The Great Parts
1. As a first-time presenter at PodCamp Pittsburgh, I got a ton of encouragement and support. It helped a lot that two of my sessions were panel discussions, and really, I was there more to introduce the topics than anything else. I give my panelists (Eric and Mike did the bulk of the trolls panel, and Lisa, Danielle, and Andy did the bulk of the bully panel) all of the credit. Especially Eric, as he put together the majority of the slides and did the majority of the talking.
2. People actually showed up for my solo session! I mean, only about eight people (I started with more, but I think a few realized they were early for the Troll Panel). But as I was there to talk about blogging about grief, I did not expect a huge turnout. Props to @Mr_Ski_Pgh and @Firemom (also: squeee, I finally got to meet Firemom!) for having great questions. (Adam also had a great question, but I only got his first name.) I really hope that the people who came learned something. If nothing else, maybe they learned they were not alone in whatever grief they have.
3. Also, I did not puke or cry during any of my sessions. I don’t think I visibly sweated through any of my clothing. I survived, and even had fun. (My solo session wasn’t fun, per se, but I think it had value, and I’m glad I did it.)
4. Meeting new people. I can’t list them all here (mostly because I’m afraid I will leave someone out). But if I met you for the first time at either the @alphalab Meet and Greet or at the Saturday Podcamp sessions or lunch — I’m so glad. You are lovely. Thank you for your encouragement, your hugs, letting me play on Team Nice, and/or anything else you did or said to me. You are the best. I’m not kidding.
5. Seeing people I haven’t seen in a while. Most of my interaction with people in social media is through social media, primarily Twitter (with this here blog and Facebook in the distance). Because of my “real life” (mom of three, lovin’ wife, house maven, suburb dweller, full-time employee, etc., etc.) I don’t get to get out more to be social without the media.

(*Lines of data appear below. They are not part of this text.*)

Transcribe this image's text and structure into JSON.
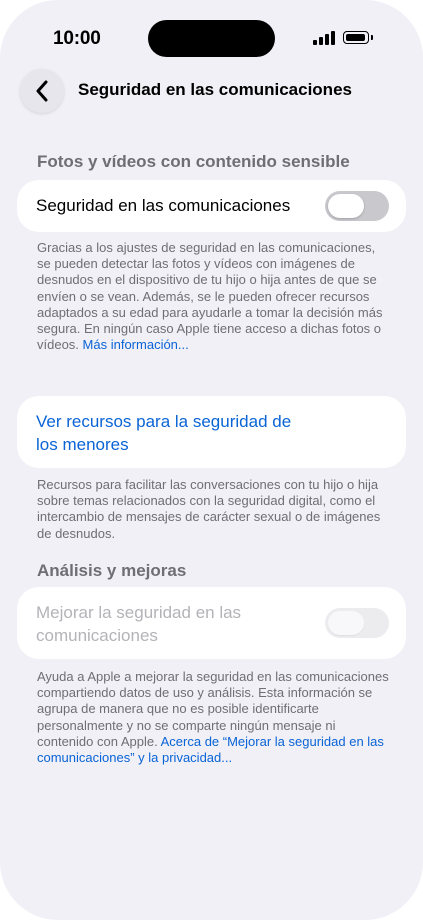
{
  "status_bar": {
    "time": "10:00"
  },
  "nav": {
    "title": "Seguridad en las comunicaciones"
  },
  "section_photos": {
    "header": "Fotos y vídeos con contenido sensible",
    "toggle_label": "Seguridad en las comunicaciones",
    "toggle_on": false,
    "footer_text": "Gracias a los ajustes de seguridad en las comunicaciones, se pueden detectar las fotos y vídeos con imágenes de desnudos en el dispositivo de tu hijo o hija antes de que se envíen o se vean. Además, se le pueden ofrecer recursos adaptados a su edad para ayudarle a tomar la decisión más segura. En ningún caso Apple tiene acceso a dichas fotos o vídeos.",
    "footer_link": "Más información..."
  },
  "section_resources": {
    "link_label": "Ver recursos para la seguridad de los menores",
    "footer_text": "Recursos para facilitar las conversaciones con tu hijo o hija sobre temas relacionados con la seguridad digital, como el intercambio de mensajes de carácter sexual o de imágenes de desnudos."
  },
  "section_analysis": {
    "header": "Análisis y mejoras",
    "toggle_label": "Mejorar la seguridad en las comunicaciones",
    "toggle_on": false,
    "toggle_enabled": false,
    "footer_text": "Ayuda a Apple a mejorar la seguridad en las comunicaciones compartiendo datos de uso y análisis. Esta información se agrupa de manera que no es posible identificarte personalmente y no se comparte ningún mensaje ni contenido con Apple.",
    "footer_link": "Acerca de “Mejorar la seguridad en las comunicaciones” y la privacidad..."
  },
  "icons": {
    "back": "chevron-left-icon",
    "signal": "cellular-signal-icon",
    "battery": "battery-icon"
  },
  "colors": {
    "background": "#f0f0f6",
    "link": "#0a64d6",
    "secondary_text": "#6e6e73",
    "toggle_off": "#c8c8cd"
  }
}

Podcamp is my big opportunity (even though I can hear my husband rolling his eyes from here) to completely be out IRL with people I like a whole bunch. I got to have more and longer conversations with Pittsburgh tweeps (and some non-Pittsburgh tweeps who made the trip). *Group hug!*
6. I cannot say enough nice things about the organizers, the volunteers, and the people who did the sessions I managed to attend (not enough, and more on that below).
I didn’t introduce myself to enough people. I don’t know who is going to believe this, but I’m actually shy.
I didn’t take any pictures.
I did too many sessions, especially the way they were grouped (one after the other Saturday afternoon). I had started out wanting to do a panel on Trolling and Cyberbullying. Once my panel of five other people came together, we discovered there was so much to say about trolls and about cyberbullying, that we spilt into two sessions. And then I had the bright idea for my grief session. I should’ve held onto that for next year.
I only went for one day. I hired a babysitter for all day on Saturday, and she was worth every penny I paid her. But I should’ve bribed my husband with whatever he wanted so that I could go back on Sunday. That price, too, would have been worth it.
I went to Bar Louie too early. Should’ve followed the cool kids to Las Velas for better food and better drinks. Plus, I haven’t been there since their re-opening. Saturday was a perfect opportunity. I could’ve skipped Bar Louie all together.
Although then I would have missed @mattieflap telling some helpful co-eds that Miller Lite tastes like goat piss. That was pretty funny.
The Upshot: Go again. And get more people to come! I’ve got some Twitter peeps I know could have benefitted from PodCamp, and I’m dragging them next year. (@YouPickToo, I’m looking at you. *ahem*)